Data to process
★ ★ ★

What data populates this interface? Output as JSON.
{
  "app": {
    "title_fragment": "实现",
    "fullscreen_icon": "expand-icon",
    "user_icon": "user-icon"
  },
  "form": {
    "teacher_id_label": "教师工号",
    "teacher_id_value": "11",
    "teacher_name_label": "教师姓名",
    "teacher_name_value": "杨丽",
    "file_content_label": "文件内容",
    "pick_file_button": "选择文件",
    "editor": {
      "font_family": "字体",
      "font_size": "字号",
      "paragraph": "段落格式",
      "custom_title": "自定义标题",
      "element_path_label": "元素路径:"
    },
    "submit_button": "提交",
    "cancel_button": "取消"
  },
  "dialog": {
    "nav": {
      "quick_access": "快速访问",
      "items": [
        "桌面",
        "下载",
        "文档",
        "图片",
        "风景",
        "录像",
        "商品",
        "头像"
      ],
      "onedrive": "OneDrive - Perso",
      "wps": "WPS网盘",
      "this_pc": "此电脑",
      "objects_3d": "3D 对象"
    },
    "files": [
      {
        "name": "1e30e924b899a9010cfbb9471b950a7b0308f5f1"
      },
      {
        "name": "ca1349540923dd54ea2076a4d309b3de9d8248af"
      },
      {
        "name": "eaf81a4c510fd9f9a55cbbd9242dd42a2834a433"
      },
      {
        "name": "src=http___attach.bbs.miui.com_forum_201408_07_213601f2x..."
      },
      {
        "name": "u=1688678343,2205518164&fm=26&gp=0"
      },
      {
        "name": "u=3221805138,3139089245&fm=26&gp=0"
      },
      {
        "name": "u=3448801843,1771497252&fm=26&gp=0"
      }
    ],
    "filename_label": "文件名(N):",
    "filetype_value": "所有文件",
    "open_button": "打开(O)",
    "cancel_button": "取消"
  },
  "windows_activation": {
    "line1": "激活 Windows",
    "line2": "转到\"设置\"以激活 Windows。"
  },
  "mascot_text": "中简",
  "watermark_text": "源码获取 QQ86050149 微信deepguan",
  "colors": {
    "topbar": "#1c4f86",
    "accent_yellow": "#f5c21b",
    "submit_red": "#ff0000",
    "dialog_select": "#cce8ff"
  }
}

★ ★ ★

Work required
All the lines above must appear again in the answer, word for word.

Task output
What data populates this interface? Output as JSON.
{
  "app": {
    "title_fragment": "实现",
    "fullscreen_icon": "expand-icon",
    "user_icon": "user-icon"
  },
  "form": {
    "teacher_id_label": "教师工号",
    "teacher_id_value": "11",
    "teacher_name_label": "教师姓名",
    "teacher_name_value": "杨丽",
    "file_content_label": "文件内容",
    "pick_file_button": "选择文件",
    "editor": {
      "font_family": "字体",
      "font_size": "字号",
      "paragraph": "段落格式",
      "custom_title": "自定义标题",
      "element_path_label": "元素路径:"
    },
    "submit_button": "提交",
    "cancel_button": "取消"
  },
  "dialog": {
    "nav": {
      "quick_access": "快速访问",
      "items": [
        "桌面",
        "下载",
        "文档",
        "图片",
        "风景",
        "录像",
        "商品",
        "头像"
      ],
      "onedrive": "OneDrive - Perso",
      "wps": "WPS网盘",
      "this_pc": "此电脑",
      "objects_3d": "3D 对象"
    },
    "files": [
      {
        "name": "1e30e924b899a9010cfbb9471b950a7b0308f5f1"
      },
      {
        "name": "ca1349540923dd54ea2076a4d309b3de9d8248af"
      },
      {
        "name": "eaf81a4c510fd9f9a55cbbd9242dd42a2834a433"
      },
      {
        "name": "src=http___attach.bbs.miui.com_forum_201408_07_213601f2x..."
      },
      {
        "name": "u=1688678343,2205518164&fm=26&gp=0"
      },
      {
        "name": "u=3221805138,3139089245&fm=26&gp=0"
      },
      {
        "name": "u=3448801843,1771497252&fm=26&gp=0"
      }
    ],
    "filename_label": "文件名(N):",
    "filetype_value": "所有文件",
    "open_button": "打开(O)",
    "cancel_button": "取消"
  },
  "windows_activation": {
    "line1": "激活 Windows",
    "line2": "转到\"设置\"以激活 Windows。"
  },
  "mascot_text": "中简",
  "watermark_text": "源码获取 QQ86050149 微信deepguan",
  "colors": {
    "topbar": "#1c4f86",
    "accent_yellow": "#f5c21b",
    "submit_red": "#ff0000",
    "dialog_select": "#cce8ff"
  }
}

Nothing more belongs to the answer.